Experts say further profits could easily be expected as Monsanto continues to see growing sales of its Intacta soybean seed, the first of its kind designed specifically by the company for sale in non-domestic markets. Intacta seeds are genetically engineered by Monsanto scientists to withstand the company’s popular herbicide Roundup as well as infestations by caterpillars, and the company said on Wednesday that soybean sales grew 16 percent during the recently-closed quarter to $267 million.
Monsanto expects to have Intacta seeds covering about three million acres of Brazil in 2014, and ultimately around 100 million acres of the crop between there and Argentina. Elsewhere they may be out of luck, however, as authorities in Germany, France and Italy have all proposed national bans on GMOs. More than a dozen nations in the European Union require labels on genetically modified products, and Zambia, Benin and Serbia have all agreed on total bans altogether against those items.
Nevertheless, Grant said in a statement published by Reuters on Wednesday that "The first quarter demonstrated that our business performance is squarely on track with several key milestones and that we have the right growth strategy in place.”
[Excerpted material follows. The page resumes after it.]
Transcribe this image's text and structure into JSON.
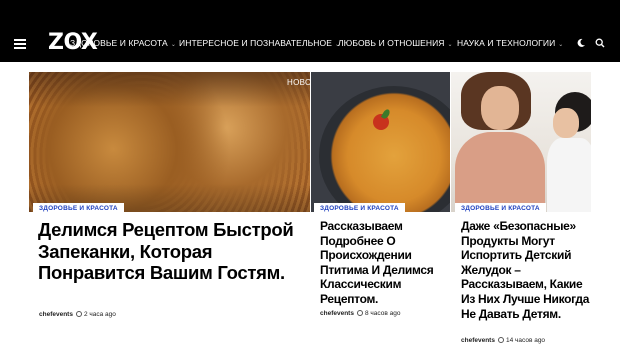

Grant isn’t alone at thinking his company is on the right track, either. Piper Jaffray Cos analyst Michael Co told Bloomberg News Wednesday morning that over the next two years Intacta “will prove to be the single most important earnings driver for Monsanto.”
Even China, where American exports were recently rejected over fears of being tainted with GMO products, agreed last June to approve Intacta soybeans. Monsanto President and Chief Commercial Officer Brett Begemann said then that it marked “a significant milestone” for the company and “showcases the next wave of innovation that is poised to drive the decade of the soybean at Monsanto.”
Meanwhile, though, other GMO products made by Monsanto slipped in sales. Although genetically-engineered soybean seeds saw their sales rise by 16 percent last quarter, corn and cotton both declined during that time frame. That only proved to be a small setback for profits, though, as the company’s glyphosate herbicide sold 24 percent better than previously,
“Glyphosate really crushed it,” New York-based analyst Chris Shaw of Monness Crespi Hardt & Co told Bloomberg on Wednesday. “Overall, it was a pretty decent quarter," he said.
Pretty decent indeed, but not exactly with regards to reputation. That same quarter saw dozens of countries around the globe hold anti-GMO protests as part of a coordinated “March Against Monsanto” in October at roughly 500 cities around the globe. As RT reported previously, numerous studies conducted over the past few years determined that an overwhelming majority of Americans — close to 100 percent, in some cases — are in favor of enacting laws that would require companies that rely on GMO crops to appropriately label their products as such.